Problem requirements →
Return each entry exactly, so that nothing in the data differs from the original.

###

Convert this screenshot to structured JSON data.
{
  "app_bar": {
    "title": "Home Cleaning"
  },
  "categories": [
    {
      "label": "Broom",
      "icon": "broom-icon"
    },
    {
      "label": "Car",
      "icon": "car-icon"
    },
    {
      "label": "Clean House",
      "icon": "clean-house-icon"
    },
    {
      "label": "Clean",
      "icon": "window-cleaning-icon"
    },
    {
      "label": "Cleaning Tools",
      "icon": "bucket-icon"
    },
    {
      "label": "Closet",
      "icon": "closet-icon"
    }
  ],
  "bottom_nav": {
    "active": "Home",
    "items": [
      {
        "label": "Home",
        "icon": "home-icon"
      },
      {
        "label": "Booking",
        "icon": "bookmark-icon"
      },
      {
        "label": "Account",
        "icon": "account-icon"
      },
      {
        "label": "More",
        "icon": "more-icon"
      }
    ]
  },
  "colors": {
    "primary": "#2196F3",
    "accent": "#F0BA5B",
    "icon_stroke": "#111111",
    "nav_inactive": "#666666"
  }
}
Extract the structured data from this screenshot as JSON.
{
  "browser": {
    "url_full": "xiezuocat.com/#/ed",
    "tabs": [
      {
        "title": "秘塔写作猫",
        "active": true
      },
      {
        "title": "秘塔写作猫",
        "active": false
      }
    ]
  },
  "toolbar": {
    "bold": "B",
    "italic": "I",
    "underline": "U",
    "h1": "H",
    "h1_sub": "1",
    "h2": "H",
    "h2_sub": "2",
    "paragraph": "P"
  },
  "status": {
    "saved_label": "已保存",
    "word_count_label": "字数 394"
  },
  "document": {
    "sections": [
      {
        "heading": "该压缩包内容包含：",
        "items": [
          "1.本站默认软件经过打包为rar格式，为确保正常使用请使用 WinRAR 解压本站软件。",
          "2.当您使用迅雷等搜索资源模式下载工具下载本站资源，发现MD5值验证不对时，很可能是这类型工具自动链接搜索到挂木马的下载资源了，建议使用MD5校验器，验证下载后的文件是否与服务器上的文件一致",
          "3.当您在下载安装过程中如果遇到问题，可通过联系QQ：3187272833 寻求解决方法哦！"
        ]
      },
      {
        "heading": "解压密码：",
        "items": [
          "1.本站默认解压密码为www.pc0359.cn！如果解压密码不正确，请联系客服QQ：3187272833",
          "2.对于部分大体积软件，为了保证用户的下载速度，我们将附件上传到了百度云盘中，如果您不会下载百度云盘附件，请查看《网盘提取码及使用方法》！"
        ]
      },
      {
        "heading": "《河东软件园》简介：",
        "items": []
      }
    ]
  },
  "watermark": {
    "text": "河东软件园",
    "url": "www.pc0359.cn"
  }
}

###

Solution to this exercise →
Convert this screenshot to structured JSON data.
{
  "app_bar": {
    "title": "Home Cleaning"
  },
  "categories": [
    {
      "label": "Broom",
      "icon": "broom-icon"
    },
    {
      "label": "Car",
      "icon": "car-icon"
    },
    {
      "label": "Clean House",
      "icon": "clean-house-icon"
    },
    {
      "label": "Clean",
      "icon": "window-cleaning-icon"
    },
    {
      "label": "Cleaning Tools",
      "icon": "bucket-icon"
    },
    {
      "label": "Closet",
      "icon": "closet-icon"
    }
  ],
  "bottom_nav": {
    "active": "Home",
    "items": [
      {
        "label": "Home",
        "icon": "home-icon"
      },
      {
        "label": "Booking",
        "icon": "bookmark-icon"
      },
      {
        "label": "Account",
        "icon": "account-icon"
      },
      {
        "label": "More",
        "icon": "more-icon"
      }
    ]
  },
  "colors": {
    "primary": "#2196F3",
    "accent": "#F0BA5B",
    "icon_stroke": "#111111",
    "nav_inactive": "#666666"
  }
}
Extract the structured data from this screenshot as JSON.
{
  "browser": {
    "url_full": "xiezuocat.com/#/ed",
    "tabs": [
      {
        "title": "秘塔写作猫",
        "active": true
      },
      {
        "title": "秘塔写作猫",
        "active": false
      }
    ]
  },
  "toolbar": {
    "bold": "B",
    "italic": "I",
    "underline": "U",
    "h1": "H",
    "h1_sub": "1",
    "h2": "H",
    "h2_sub": "2",
    "paragraph": "P"
  },
  "status": {
    "saved_label": "已保存",
    "word_count_label": "字数 394"
  },
  "document": {
    "sections": [
      {
        "heading": "该压缩包内容包含：",
        "items": [
          "1.本站默认软件经过打包为rar格式，为确保正常使用请使用 WinRAR 解压本站软件。",
          "2.当您使用迅雷等搜索资源模式下载工具下载本站资源，发现MD5值验证不对时，很可能是这类型工具自动链接搜索到挂木马的下载资源了，建议使用MD5校验器，验证下载后的文件是否与服务器上的文件一致",
          "3.当您在下载安装过程中如果遇到问题，可通过联系QQ：3187272833 寻求解决方法哦！"
        ]
      },
      {
        "heading": "解压密码：",
        "items": [
          "1.本站默认解压密码为www.pc0359.cn！如果解压密码不正确，请联系客服QQ：3187272833",
          "2.对于部分大体积软件，为了保证用户的下载速度，我们将附件上传到了百度云盘中，如果您不会下载百度云盘附件，请查看《网盘提取码及使用方法》！"
        ]
      },
      {
        "heading": "《河东软件园》简介：",
        "items": []
      }
    ]
  },
  "watermark": {
    "text": "河东软件园",
    "url": "www.pc0359.cn"
  }
}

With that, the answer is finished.